First they gave me an echocardiogram (like a sonogram), and then they injected some kind of radioactive mineral into my blood stream. After waiting for a while to make sure it was moving around in my heart, they set me up on the treadmill.
I typically do about 45 minutes of aerobic exercise each day and expected this to be a piece of cake.
It was. It took me about 9 minutes to get my heart to the target rate (135 beats a minute), and I was feeling pretty good. Then,the nurse put a stop to the whole thing.
She had been monitoring my blood pressure, and she thought it was way too high, 190/100. My resting bp is about typically 120/60, and 190//100 was -- to use her word -- abnormal. She slowed the threadmill and asked me to take a seat until my blood pressure went down. It did, but very slowly, too slowly. This worried her too.
When the cardiologist stopped by and saw the blood pressure numbers, he reacted the way the nurse reacted. He immediately raised the Coreg CR dosage to 40 milligrams a day. A week ago I wasn't taking any meds, and suddenly I was doing mega-doses.
Although my blood pressure was high, I didn’t feel woozy, wonky, or dizzy. I did feel a little winded, but I figured that was because I hadn’t exercised in two weeks, and after all, the stress test had me marching up a 14 degree grade for 9 minutes.
Yesterday, Wednesday, the nurse called me with the results of the various tests. The good news was that I survived. Pretty much everything else was bad news. The cardiologist suspects I have a couple leaky heart valves and two blocked arteries. The valves aren’t a big deal, he said, but I needed to get the blocked arteries fixed.
He recommended he do a cardiac catheterization. That’s where he introduces a thin tube into one of my veins and works it up to my heart. He said that this would let him see how much blockage was in the arteries and whether I would need a stent or a by-pass.

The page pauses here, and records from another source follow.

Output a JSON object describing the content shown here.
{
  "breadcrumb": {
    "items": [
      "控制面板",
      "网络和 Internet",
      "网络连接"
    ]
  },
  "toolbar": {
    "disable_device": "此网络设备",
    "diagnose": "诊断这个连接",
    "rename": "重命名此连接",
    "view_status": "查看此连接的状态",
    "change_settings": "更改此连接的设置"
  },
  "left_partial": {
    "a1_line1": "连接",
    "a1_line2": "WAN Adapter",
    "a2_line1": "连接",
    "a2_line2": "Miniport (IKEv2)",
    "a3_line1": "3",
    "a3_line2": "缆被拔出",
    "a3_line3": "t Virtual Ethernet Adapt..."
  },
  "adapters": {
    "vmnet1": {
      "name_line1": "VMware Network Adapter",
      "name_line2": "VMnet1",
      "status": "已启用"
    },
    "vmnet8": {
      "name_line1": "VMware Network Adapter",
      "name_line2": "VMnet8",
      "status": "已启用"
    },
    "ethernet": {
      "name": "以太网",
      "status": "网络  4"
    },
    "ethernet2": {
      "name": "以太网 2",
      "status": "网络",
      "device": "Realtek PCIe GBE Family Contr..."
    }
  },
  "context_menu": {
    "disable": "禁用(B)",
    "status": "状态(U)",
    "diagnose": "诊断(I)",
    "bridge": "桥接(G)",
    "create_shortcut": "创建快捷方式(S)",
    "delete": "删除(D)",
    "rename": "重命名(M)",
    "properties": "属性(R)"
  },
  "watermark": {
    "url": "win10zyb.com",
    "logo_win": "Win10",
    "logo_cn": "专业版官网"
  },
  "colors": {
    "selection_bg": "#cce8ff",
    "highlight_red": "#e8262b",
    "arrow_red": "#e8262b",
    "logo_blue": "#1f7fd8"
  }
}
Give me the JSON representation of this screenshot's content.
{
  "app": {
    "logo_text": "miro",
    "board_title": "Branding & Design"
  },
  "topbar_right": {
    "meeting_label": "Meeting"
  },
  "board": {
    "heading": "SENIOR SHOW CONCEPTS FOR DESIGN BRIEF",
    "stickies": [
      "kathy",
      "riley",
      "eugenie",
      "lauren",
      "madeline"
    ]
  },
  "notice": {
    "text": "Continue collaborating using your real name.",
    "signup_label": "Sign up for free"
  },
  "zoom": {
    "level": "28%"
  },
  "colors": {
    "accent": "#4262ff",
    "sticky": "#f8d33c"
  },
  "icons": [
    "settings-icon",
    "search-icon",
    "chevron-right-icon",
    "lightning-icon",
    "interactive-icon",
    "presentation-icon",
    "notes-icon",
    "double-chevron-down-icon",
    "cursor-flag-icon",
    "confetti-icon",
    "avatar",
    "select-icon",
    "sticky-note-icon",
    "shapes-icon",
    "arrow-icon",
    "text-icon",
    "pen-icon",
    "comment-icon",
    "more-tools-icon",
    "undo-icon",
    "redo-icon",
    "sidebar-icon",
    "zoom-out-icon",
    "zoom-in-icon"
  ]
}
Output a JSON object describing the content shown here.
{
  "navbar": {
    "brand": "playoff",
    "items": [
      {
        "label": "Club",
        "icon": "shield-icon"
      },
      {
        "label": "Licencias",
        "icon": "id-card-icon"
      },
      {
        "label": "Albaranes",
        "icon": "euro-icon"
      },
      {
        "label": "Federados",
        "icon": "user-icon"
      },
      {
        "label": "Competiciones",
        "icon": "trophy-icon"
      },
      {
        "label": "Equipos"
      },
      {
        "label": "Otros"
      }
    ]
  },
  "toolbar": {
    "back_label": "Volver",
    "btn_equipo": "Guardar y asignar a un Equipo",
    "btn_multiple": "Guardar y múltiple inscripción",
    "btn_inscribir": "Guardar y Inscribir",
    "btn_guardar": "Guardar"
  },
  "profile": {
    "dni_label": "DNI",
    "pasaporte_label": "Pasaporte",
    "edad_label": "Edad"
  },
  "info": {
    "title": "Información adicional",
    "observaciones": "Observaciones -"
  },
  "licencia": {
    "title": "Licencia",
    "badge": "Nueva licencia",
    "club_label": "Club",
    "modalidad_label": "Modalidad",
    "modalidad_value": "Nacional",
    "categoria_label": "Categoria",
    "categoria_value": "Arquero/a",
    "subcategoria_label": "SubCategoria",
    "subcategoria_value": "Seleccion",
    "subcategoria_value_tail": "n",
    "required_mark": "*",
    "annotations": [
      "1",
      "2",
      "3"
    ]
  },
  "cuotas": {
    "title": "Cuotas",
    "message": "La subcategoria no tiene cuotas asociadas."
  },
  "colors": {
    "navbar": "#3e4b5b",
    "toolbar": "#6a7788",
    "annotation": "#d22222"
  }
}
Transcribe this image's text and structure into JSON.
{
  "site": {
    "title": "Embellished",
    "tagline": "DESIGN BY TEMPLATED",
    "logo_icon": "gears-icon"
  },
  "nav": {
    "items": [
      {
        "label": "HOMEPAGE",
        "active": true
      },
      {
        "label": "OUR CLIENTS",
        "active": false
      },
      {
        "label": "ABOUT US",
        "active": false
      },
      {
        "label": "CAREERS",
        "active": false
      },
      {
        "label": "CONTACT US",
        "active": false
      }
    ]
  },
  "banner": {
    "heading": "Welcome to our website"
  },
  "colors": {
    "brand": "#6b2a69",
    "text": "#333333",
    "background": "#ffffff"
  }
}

At this point, I’m wondering “what’s going on?!?” Two weeks ago, I was living my normal life, exercising without a problem, eating peanuts and oranges (my favorite vegetarian foods), and now I’m listening to this cardiologist who I don’t know from Adam telling me I might need by-pass surgery and that, although he doesn’t do surgery, he could hook me up with somebody who’s really good.
Linda is of course going crazy, but I’m too drugged to notice.
PS--Linda just asked me to mention that the cardiologist wanted me to have the catheterization this coming Tuesday, but I told him that I couldn't because we're going to Las Vegas for a week with her parents Tony and Mabel. He shook his head and thought for a minute and said we could do it the following week.
I said, "Great."
Then he asked, "Didn't you have your last cardiac event on vacation?"